For the first time physicists have measured the tiny amount of heat released when an individual bit of data is erased. Although the value was first predicted more than 50 years ago, it is so small that measuring it has proved impossible – until now. The experiment, which involved trapping a tiny bead in a double well created by a laser and tracking its motion as it flipped between wells, places a lower limit on the energy dissipated by logic circuits, which could affect the design of future electronic devices.

For decades physicists and computer scientists have been making connections between thermodynamics and information theory. In 1961 the German–American physicist Rolf Landauer deduced that the irreversible erasure of information involves the dissipation of heat. "Landauer's principle", as it is known, applies to computing processes in which the number of bits of information decreases as the calculation progresses – something that happens in all conventional computers.

An important example of irreversible erasure is the "reset-to-one" process, whereby a bit holding information, which can be either 0 or 1, is reset to 1. As the information held by the bit is destroyed, this datum can no longer be recovered because, once the bit is set to 1, we have no way of knowing its previous value.

What has essentially happened is that the entropy – or randomness – of the bit has been reduced. And since the bit and its surroundings are physical entities that must obey the laws of thermodynamics, this entropy must be transferred from the bit to its surroundings as heat. In fact, according to Landauer's theory, a minimum amount of heat – roughly 10–21 J per erased bit – must be dissipated when information is destroyed. Unfortunately, physicists have struggled to verify this prediction because 10–21 J per erased bit is less than a 1000th of the electrical energy dissipated when a modern silicon device is reset.

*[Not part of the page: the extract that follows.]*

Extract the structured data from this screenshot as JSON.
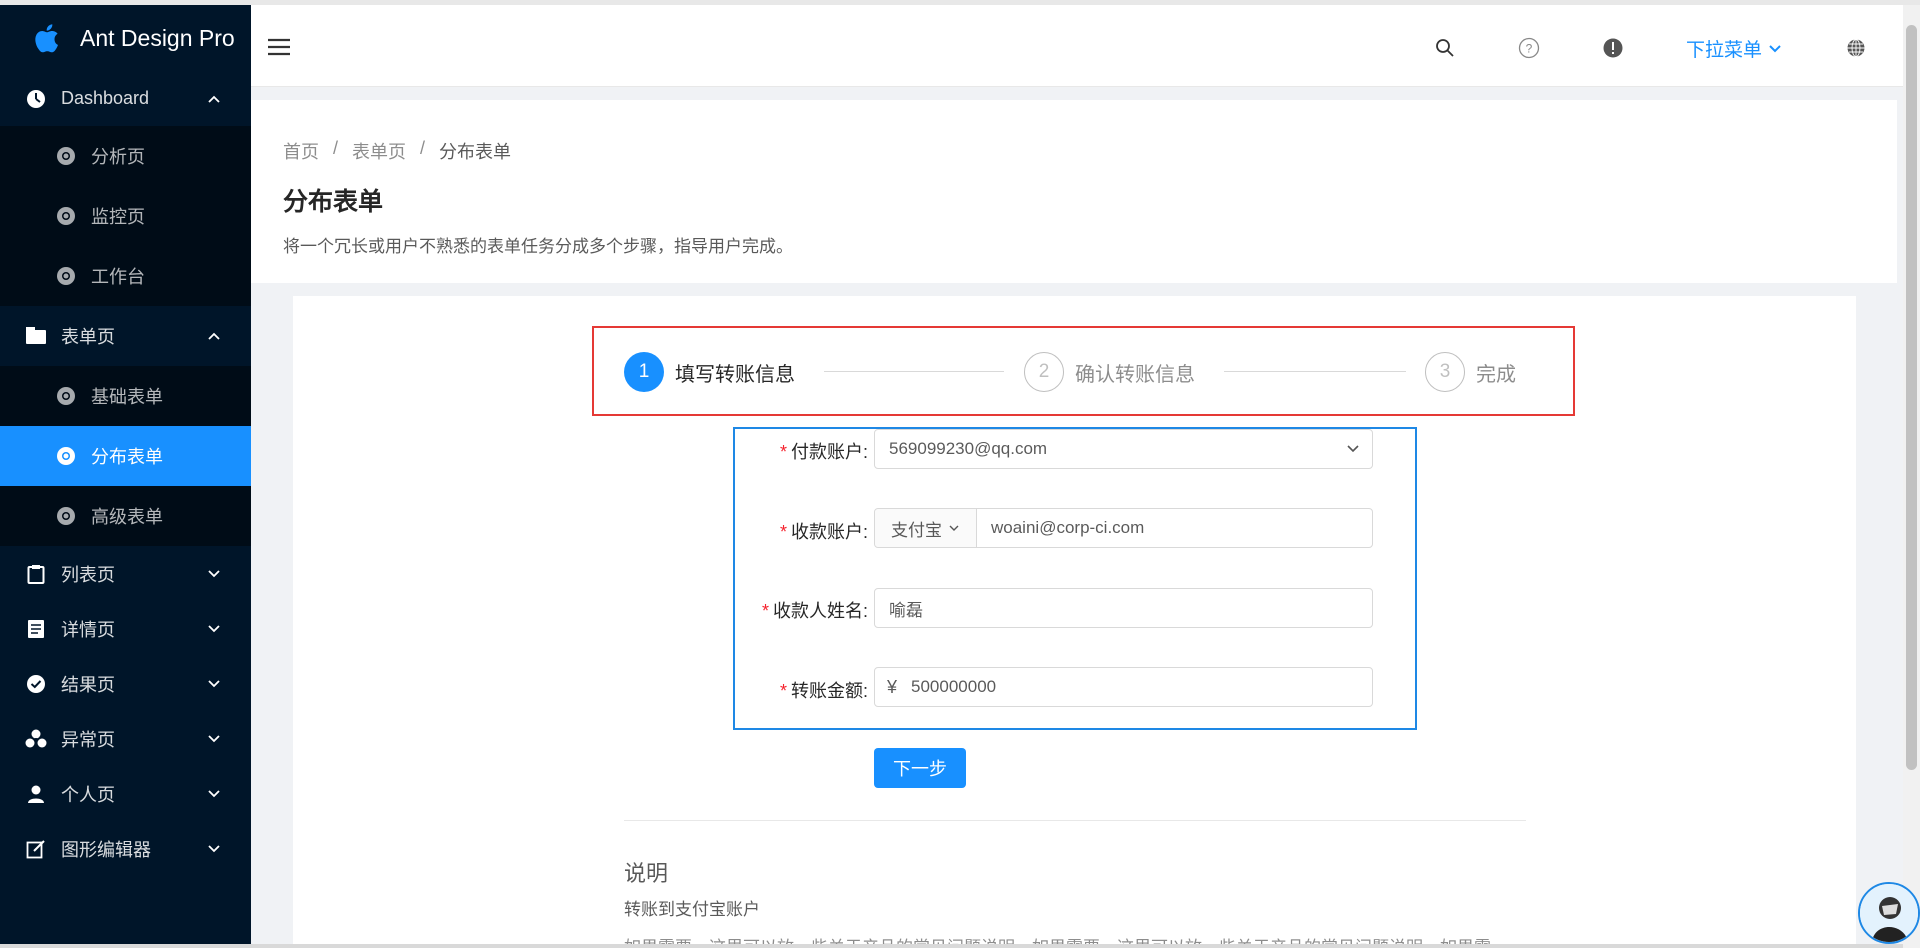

Tiny silica bead

Now, Eric Lutz at the University of Augsburg together with Sergio Ciliberto and colleagues at Ecole Normale Supérieure de Lyon and Raoul Dillenschneider at the University of Kaiserslautern are the first to confirm Landauer's principle experimentally. Instead of using a silicon circuit, the team's data bit comprises a tiny silica bead just 2 µm in diameter that is immersed in water and trapped using optical tweezers. The laser used to create the tweezers is alternatively focused at two different locations in rapid succession – creating two different locations where the bead can be trapped. The bit is assigned a value of "0" when the bead is in the left-hand position and "1" when it is in the right-hand position.

The system can be thought of as a classical particle that is trapped in two potential-energy wells with an energy barrier preventing the particle from jumping from one well to the other. If the barrier is very high compared with the bead's thermal energy, the bead will never jump and the datum is stored. If the barrier is lowered to be on par with the thermal energy, then it becomes more likely that the bead will jump back and forth between 0 and 1. The physicists are also able to "tilt" the wells by raising the bottom of one relative to the other – ensuring that the bead always ends up in the lower well.

The experiment begins with the bit in a state in which it is equally probable that the bead is in the 0 or 1, which gives the system a non-zero initial entropy. The memory is then set to 1 by lowering the barrier, tilting the wells and then raising the barrier so that the bead cannot jump between the wells. After this reset process has been done, the value of the bit can only be 1 and therefore the entropy of the bit is zero.

Tracking the bead

Throughout this process, the position of the bead is monitored using a high-speed camera. This allows the team to calculate the energy dissipated as heat as the bead moves around. According to Lutz, this dissipation is caused by friction as the bead pushes against the surrounding water. The team also measured the heat dissipation associated with the tilting of the wells.

This process was repeated hundreds of times in order to obtain an average value for the amount of energy that is dissipated. The measurements were then repeated after changing the amount of time that was allotted for the erasure process to occur from about 5–40 s. The team found that as the time increased, the heat that was dissipated approached the limit predicted by Landauer. According to Lutz, this is in line with the laws of thermodynamics, which state that the erasure process must occur very slowly in order to be described by Landauer's principle.

Now that Landauer's principle has been verified, Lutz hopes that the energy-dissipation problem in electronic devices could be partially solved by devising erasure processes that are optimized to approach the Landauer limit. Indeed, if the ongoing miniaturization of electronics continues, designers could be creating circuits that operate near to the Landauer limit by 2035.

In the long term, the limit could be avoided by implementing "reversible" computing protocols that involve recovering the energy lost to heat – something that is possible but extremely challenging from a technical point of view.

The measurements are described in Nature.